And yup- I got NADA when pumping in the hospital. The nurses were so super excited at the tiniest little drops (which partly made me feel great, but partly I wondered if they were just humoring me...)

If you have any questions and you want to chat, email me and I'll send you my phone number :)

And I'm so impressed you're blogging!! LOL

The Goverczyks said...

Parker never did like feeding from the breast and Stewart was sporadic. I was able to feed them from pumping and supplemental formula for a little over a month before my "well ran dry" and they were just on formula. Honestly, I couldn't have done it at all if I didn't pump so Chris could feed one while I fed the other. It helped to keep them on the same schedule; which really helped us. Just do what is comfortable for you and Husband. Everyone is different. You will know what works for you guys. Sarah

Shelley said...

I feel for you. It can be SO painful. The lactation consultant finally told me to take a break for a few days and just pump so that I could heal. It was THAT bad.

My suggestion is to ask for as many extra Soothies and nipple shields as you can get before you leave the hospital. At least that way insurance is paying for part of it. The Soothies are expensive!
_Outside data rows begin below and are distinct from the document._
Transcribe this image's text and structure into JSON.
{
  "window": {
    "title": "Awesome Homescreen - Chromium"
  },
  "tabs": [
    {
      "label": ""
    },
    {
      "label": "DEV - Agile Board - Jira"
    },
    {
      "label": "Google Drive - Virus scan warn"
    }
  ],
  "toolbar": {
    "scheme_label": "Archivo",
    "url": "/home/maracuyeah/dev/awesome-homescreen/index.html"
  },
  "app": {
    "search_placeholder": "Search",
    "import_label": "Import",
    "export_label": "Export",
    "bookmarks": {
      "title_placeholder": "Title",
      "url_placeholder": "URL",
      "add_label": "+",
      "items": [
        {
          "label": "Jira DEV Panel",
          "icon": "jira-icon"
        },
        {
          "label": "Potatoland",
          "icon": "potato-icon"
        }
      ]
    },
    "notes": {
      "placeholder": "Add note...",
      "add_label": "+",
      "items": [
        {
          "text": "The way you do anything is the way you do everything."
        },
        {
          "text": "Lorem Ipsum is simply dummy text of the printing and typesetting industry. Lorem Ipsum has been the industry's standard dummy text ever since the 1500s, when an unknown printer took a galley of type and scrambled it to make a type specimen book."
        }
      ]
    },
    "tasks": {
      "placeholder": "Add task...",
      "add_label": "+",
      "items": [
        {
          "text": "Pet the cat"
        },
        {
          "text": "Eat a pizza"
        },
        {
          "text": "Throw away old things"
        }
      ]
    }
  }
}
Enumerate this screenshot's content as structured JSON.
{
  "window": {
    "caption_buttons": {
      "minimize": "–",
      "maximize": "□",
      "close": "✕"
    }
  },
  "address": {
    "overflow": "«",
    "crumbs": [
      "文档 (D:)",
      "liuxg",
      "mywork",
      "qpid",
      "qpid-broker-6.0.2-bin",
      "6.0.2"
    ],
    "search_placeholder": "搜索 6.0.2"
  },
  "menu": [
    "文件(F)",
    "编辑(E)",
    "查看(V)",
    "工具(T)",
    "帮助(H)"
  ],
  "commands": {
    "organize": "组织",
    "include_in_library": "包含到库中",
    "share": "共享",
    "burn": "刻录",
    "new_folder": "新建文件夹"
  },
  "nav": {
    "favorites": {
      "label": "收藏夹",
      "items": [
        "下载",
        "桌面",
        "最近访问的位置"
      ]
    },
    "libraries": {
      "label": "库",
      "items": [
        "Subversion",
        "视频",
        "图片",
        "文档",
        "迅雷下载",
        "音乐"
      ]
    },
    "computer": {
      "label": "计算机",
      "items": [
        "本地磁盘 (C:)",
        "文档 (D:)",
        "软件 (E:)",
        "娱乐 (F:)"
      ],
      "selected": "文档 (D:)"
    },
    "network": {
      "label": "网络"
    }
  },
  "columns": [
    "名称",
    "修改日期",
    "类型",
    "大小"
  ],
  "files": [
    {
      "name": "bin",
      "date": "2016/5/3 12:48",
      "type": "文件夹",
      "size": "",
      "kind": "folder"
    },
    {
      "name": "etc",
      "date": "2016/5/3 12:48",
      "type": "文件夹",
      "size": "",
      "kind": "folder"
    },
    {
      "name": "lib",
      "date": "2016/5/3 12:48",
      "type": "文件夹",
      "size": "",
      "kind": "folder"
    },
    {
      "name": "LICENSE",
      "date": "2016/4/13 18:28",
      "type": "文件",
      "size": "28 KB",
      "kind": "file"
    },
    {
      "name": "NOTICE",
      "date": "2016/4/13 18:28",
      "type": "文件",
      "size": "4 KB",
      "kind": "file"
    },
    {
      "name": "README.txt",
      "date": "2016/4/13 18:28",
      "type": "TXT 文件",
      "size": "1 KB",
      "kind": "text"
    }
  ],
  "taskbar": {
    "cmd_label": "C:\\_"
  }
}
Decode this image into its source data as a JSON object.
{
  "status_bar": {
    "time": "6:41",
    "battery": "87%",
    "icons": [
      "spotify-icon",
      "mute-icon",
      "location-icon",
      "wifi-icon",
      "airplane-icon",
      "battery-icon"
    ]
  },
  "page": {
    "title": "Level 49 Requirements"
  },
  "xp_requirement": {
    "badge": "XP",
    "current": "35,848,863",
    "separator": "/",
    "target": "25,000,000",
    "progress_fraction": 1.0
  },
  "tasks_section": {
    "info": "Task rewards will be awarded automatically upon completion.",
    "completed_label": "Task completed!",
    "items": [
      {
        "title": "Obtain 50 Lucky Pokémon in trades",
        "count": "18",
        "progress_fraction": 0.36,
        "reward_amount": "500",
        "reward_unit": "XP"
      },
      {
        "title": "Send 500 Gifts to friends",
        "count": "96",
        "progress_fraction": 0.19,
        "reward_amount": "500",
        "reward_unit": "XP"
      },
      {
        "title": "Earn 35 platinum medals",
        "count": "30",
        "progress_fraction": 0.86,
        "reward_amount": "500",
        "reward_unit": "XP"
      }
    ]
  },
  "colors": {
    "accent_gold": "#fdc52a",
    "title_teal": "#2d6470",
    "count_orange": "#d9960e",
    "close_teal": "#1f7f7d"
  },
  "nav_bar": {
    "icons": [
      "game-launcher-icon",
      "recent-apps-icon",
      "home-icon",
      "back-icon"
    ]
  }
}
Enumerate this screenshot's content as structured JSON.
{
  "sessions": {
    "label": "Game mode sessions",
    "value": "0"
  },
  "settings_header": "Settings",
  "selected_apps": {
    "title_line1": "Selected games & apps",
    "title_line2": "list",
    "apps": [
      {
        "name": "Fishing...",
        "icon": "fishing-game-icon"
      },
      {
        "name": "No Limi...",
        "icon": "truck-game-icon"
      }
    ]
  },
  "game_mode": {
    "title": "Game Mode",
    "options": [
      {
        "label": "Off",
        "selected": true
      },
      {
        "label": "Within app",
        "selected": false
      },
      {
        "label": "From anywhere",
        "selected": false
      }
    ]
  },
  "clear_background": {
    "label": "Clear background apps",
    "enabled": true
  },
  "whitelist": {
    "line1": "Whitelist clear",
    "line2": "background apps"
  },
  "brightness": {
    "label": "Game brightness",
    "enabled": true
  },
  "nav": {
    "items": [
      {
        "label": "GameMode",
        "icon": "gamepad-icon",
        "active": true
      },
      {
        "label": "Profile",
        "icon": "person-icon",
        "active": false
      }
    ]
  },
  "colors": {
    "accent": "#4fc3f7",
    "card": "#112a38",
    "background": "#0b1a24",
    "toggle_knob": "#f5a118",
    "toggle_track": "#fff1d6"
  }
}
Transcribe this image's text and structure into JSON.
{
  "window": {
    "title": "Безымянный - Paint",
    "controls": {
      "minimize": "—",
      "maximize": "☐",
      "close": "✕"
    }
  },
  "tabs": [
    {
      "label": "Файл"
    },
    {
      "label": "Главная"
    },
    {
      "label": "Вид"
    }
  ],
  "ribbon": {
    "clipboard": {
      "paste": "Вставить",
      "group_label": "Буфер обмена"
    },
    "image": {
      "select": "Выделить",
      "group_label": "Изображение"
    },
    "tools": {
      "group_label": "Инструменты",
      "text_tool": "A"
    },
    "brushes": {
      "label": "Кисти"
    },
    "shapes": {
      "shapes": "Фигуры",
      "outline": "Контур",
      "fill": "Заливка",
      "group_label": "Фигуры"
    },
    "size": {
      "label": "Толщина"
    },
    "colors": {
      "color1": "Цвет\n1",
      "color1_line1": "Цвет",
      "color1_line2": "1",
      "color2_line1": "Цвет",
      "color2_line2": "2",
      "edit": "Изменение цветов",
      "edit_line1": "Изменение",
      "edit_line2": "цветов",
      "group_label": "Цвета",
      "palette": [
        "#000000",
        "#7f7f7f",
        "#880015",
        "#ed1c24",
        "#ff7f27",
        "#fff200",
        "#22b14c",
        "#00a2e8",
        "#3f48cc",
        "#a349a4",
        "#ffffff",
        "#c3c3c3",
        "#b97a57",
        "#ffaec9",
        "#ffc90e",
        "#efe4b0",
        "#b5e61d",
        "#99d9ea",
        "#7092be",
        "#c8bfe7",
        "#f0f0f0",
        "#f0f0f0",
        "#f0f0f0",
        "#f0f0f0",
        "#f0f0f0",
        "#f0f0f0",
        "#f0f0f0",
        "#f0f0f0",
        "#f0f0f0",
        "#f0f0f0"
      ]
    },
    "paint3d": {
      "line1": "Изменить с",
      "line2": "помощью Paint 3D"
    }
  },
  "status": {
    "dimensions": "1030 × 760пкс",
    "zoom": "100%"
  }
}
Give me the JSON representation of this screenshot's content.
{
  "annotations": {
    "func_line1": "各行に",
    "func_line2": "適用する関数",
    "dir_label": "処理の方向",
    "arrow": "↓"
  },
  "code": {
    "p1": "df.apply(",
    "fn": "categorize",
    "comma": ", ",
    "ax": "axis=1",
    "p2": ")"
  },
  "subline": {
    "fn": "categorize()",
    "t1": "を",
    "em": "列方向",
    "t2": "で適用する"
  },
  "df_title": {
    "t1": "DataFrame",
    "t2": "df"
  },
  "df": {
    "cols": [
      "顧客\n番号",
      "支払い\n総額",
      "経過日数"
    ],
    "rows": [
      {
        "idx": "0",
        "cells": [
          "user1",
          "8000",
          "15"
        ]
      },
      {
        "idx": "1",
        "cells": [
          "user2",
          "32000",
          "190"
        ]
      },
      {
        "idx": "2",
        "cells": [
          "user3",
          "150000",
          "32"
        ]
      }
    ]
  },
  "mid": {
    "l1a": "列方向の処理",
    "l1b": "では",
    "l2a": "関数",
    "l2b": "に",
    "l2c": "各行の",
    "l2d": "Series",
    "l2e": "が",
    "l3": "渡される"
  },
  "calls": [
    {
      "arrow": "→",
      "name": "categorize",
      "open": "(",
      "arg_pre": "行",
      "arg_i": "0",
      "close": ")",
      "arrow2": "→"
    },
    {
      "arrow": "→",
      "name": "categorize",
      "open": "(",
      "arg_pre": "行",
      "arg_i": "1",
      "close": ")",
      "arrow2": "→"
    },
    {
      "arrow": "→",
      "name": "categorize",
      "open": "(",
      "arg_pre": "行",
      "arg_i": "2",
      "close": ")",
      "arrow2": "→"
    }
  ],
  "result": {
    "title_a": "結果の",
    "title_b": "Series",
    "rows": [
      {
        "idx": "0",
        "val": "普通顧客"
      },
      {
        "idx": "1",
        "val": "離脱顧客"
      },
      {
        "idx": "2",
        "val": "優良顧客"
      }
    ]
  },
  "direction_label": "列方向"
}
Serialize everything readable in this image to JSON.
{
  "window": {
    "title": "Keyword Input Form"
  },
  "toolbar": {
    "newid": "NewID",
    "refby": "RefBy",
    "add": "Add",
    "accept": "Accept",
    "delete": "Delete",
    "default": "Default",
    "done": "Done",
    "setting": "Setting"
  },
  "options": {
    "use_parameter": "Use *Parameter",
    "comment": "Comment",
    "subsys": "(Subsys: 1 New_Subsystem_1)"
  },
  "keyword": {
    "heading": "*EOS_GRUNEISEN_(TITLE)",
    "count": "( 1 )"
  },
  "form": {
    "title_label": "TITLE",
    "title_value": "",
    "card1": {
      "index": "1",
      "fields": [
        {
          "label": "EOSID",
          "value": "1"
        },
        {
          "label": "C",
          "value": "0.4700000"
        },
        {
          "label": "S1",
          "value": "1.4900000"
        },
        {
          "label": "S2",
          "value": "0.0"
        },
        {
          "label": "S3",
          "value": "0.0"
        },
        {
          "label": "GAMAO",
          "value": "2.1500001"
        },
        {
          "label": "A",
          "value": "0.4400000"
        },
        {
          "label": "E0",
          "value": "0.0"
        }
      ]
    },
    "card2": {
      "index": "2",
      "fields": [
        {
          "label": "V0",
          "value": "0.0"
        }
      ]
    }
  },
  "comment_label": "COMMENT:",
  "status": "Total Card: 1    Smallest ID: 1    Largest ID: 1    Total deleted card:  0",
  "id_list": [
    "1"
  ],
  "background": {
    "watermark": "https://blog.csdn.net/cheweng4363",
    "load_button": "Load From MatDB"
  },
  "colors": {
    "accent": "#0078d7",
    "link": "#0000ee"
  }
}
Good luck. I tried to BF for the first couple of weeks and ended up exclusively pumping for 5 months. I know what a challenge it can be, so hang in there!

Unknown said...

Don't give up. the first six weeks are the hardest!! then it clicks.

Nancy said...

I just had to come back and say that Mike jumped over to your blog from mine on the train today...he came in shaking his head that he'd just read WAY too much about some other woman's breasts LOL!

Hope it's going well and you're getting the hang of things :)

glitter girl said...

Hi - I just found your blog through Donna's blog. I have twins that are 20 months and I nursed them up until 2 months ago - you can do it! They are still getting used to the whole nursing thing just like you are, so hang in there. Definitely get those soothies that Donna suggested. At the 2-week mark, things will be drastically better... Oh - and babies are always better at getting milk out than those dang breast pumps. I remember nursing one and giving the other a bottle in those very early days and just switched it up the next time...
Feel free to check out my blog -

Anonymous said...

The early days of breastfeeding can be hell. Or as I like to say, "You haven't really lived until your nipples have bled." LOL The first 4 weeks with Josh were awful. The only thing that got me through was sheer force of will... All the people saying, "Oh, it won't kill him to give him formula" only made me more determined to succeed.

I agree with the Soothies and the Lansinoh or APNO. Also, once your milk comes in, after each pumping or feeding, hand express a tiny drop of milk and spread it on your nipple and areola. Let it air dry before putting on the Lansinoh/APNO. It works wonders!

Give it some time, and don't give up. You are all learning this together! Call me or email me if you ever have questions or need support.